Ball throwers and chuckers are widely used to entertain dogs. From seeing how popular they are, it is clear that many people still have no idea how many dogs get injured by using them. It is the repetitive one-sided motion or slipping, sliding and jarring that is a problem. In nature, canines would never sprint longer then a minute or two while it is very common to see dogs sprinting for 15, 30 minutes or longer.
The most common problems related to ball retrieving are lumbar spine and muscle injuries and strain, sacral-lumbar misalignments, cruciate ligament injuries and believe or not even chronic diarrhea can be caused by ball retrieving
If your dog has already been injured, we have two Facebook lives on this topic that I hope will be helpful.
Safe exercise alternatives
Instead of making your dog run back and forth like a yo-yo, engage him/her in hide and seek, recognizing names of toys, playing and socializing with other dogs. There are many options. All you need to remember is that anything repetitive that lacks variety often leads to injuries.
This is a very sensitive topic. Recently, I saw a beautiful chart that showed how many important blood vessels, nerves, energy lines and muscles there are in the neck region. Any constriction and restriction of the energy flow results with pretty much a systemic reaction that can create conditions such as hypothyroidism, paw licking, neck pain, eye and ear problems and the list could go on.

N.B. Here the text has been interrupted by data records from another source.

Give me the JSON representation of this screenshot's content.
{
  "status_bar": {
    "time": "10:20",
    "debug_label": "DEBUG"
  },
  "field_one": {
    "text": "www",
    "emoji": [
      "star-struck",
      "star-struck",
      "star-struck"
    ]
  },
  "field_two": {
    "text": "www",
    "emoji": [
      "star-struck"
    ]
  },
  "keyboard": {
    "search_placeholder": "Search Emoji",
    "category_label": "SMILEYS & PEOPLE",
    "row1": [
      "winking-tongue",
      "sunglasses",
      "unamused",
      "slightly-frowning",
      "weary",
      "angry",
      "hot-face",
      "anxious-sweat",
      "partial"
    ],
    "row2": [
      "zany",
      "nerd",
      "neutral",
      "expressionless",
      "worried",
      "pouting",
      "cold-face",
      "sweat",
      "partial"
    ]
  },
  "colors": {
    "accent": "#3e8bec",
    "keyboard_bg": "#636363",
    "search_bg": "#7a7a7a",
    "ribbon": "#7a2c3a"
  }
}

Some people still have a hard time with this idea and often do not understand that when I speak against these old-fashioned ways of controlling dogs, I am not saying that they do not love their dogs. I am just suggesting to consider other safer ways because choke and prong collars make dogs ill and unwell.
Use a collar only for dog ID tag and of course fashion ;-). Attach a shock absorbing Gentle Leash to a harness that is properly fitted. They are definitely better than anything around your dog’s neck.
Do you know of any human doctors claiming that processed food is better for people than fresh wholesome diet?
The fact that many veterinarians still recommend processed food is a glaring example of how effective the pet food giants are in systematic brainwashing of the profession. Sadly, similar to human health, processed pet food is responsible for a many health problems in dogs.
In general, my philosophy has been not to fight the processed pet food giants and argue their ridiculous claims. I’d much rather help dog lovers make the switch or deepen your knowledge if you already feed raw or cooked diet.
This is where the Recipe Maker comes into play, check it out and let me know what you think.
© Dr. Peter Dobias, DVM